Posted by Print

Shouldn’t America ensure that its military personnel and their families continue to receive paychecks, regardless of whether budget negotiations result in a deal or a federal shutdown?

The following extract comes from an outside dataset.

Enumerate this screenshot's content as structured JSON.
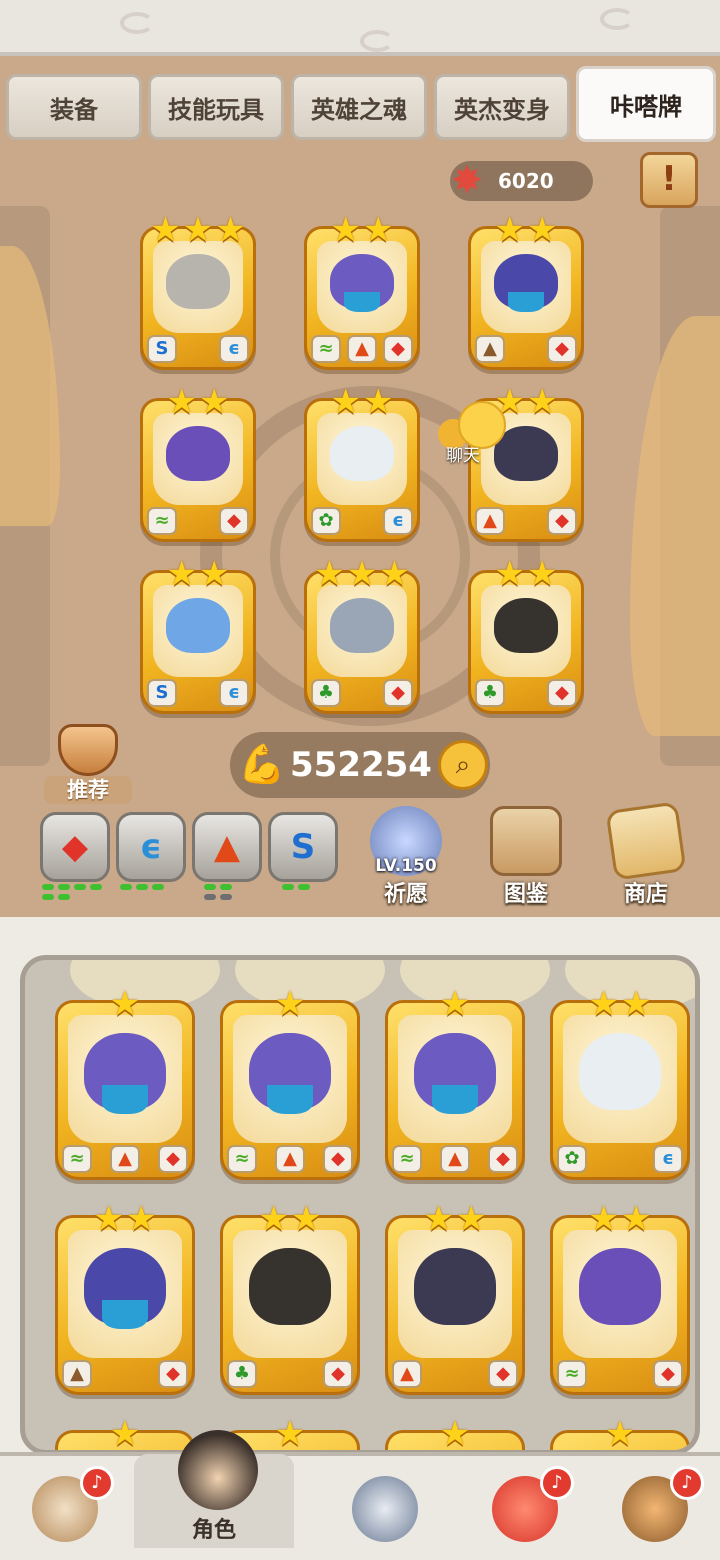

Barack Obama apparently doesn’t think so.

As bargaining continued yesterday, House Speaker John Boehner (R – Ohio) introduced legislation that would keep the government open one additional week and maintain military funding through the end of 2011 so that members of the armed forces would continue to be paid.  The House quickly passed that bill, including 15 Democratic votes.  Obama, however, grotesquely promised a veto, bizarrely labeling it a “distraction.”

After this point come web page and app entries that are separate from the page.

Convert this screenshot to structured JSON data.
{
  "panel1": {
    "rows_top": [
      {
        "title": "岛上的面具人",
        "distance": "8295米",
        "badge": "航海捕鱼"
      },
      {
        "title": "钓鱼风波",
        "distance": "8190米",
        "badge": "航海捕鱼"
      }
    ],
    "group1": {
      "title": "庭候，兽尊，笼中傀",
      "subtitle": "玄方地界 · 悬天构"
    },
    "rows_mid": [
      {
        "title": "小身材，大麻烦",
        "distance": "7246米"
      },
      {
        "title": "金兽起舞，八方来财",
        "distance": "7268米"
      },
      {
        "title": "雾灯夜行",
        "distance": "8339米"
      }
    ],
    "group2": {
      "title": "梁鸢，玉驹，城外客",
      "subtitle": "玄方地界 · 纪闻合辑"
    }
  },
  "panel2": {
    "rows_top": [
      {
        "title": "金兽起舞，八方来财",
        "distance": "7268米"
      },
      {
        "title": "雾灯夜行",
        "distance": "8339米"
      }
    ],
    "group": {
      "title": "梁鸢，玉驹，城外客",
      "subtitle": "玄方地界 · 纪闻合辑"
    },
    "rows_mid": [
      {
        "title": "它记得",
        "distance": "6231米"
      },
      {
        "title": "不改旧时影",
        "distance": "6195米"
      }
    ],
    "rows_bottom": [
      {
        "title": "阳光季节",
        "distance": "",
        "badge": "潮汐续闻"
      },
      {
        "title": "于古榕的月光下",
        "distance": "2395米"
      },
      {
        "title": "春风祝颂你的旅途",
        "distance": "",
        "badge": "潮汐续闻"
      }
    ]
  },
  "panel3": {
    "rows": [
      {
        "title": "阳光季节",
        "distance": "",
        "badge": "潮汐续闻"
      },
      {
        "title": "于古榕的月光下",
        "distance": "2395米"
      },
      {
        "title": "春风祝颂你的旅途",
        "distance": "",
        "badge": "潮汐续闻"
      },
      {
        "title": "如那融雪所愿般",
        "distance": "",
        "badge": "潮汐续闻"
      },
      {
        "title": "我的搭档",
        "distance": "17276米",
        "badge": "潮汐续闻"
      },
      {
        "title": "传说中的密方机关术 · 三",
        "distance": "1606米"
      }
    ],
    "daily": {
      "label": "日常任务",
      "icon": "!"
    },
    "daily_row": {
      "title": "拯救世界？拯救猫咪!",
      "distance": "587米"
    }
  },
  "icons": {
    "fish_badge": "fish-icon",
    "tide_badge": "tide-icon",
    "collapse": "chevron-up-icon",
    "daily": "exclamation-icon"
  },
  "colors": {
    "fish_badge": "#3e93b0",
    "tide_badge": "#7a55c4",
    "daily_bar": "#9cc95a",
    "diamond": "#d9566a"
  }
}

Frankly, this entire debate wouldn’t be necessary if the preceding Congress overwhelmingly controlled by Obama’s own party had simply passed a 2011 budget.  But for the first time since the inception of the Budget Act, they simply abdicated that basic responsibility.  Regardless, our military is stretched thin across the globe, and many families live paycheck-to-paycheck.  This obviously isn’t of paramount concern to a president who clearly seems to welcome a government shutdown.

This is one of the most shameful and pathetic episodes in an already shoddy presidency.

April 1st, 2011 at 4:30 pm
Speaker Boehner: Don’t Sacrifice Amendment Defunding “Gainful Employment Rule” in House/Senate Budget Negotiations
Posted by Print

As the House and Senate enter budget negotiations, House Speaker John Boehner and Majority Leader Eric Cantor must not sacrifice the Kline Amendment de-funding the Obama Education Department’s so-called “Gainful Employment Rule” on the altar of false compromise.

The Gainful Employment Rule, which sets arbitrary bureaucratic formulas for federal student loan repayment, is a transparent attempt by the Obama Administration to cripple private career colleges.  And the tale of its creation is a long, sordid one.  First, there were allegations of insider trading between Education Department officials and short-sellers with a financial interest in seeing career colleges’ stock prices fall.  Then, the the Government Accountability Office (GAO) had its sting operation against career colleges exposed as defective, ultimately forcing its retraction.  These allegations are serious enough that separate investigations were commenced in the Senate and House.

Fortunately, a bipartisan group in the House of Representatives voted to de-fund any enforcement of the Gainful Employment Rule in budget bill H.R. 1.  In an era of intense party acrimony, the fact that opposition to the Gainful Employment Rule attracted strong bipartisan agreement speaks volumes.  Now, it’s a matter of Speaker Boehner holding strong on de-funding implementation of the rule, rather than offering it as “trade bait” to Senate Democrats.  Please don’t allow the Kline Amendment de-funding the Gainful Employment Rule to become a casualty of politics as usual, Speaker Boehner.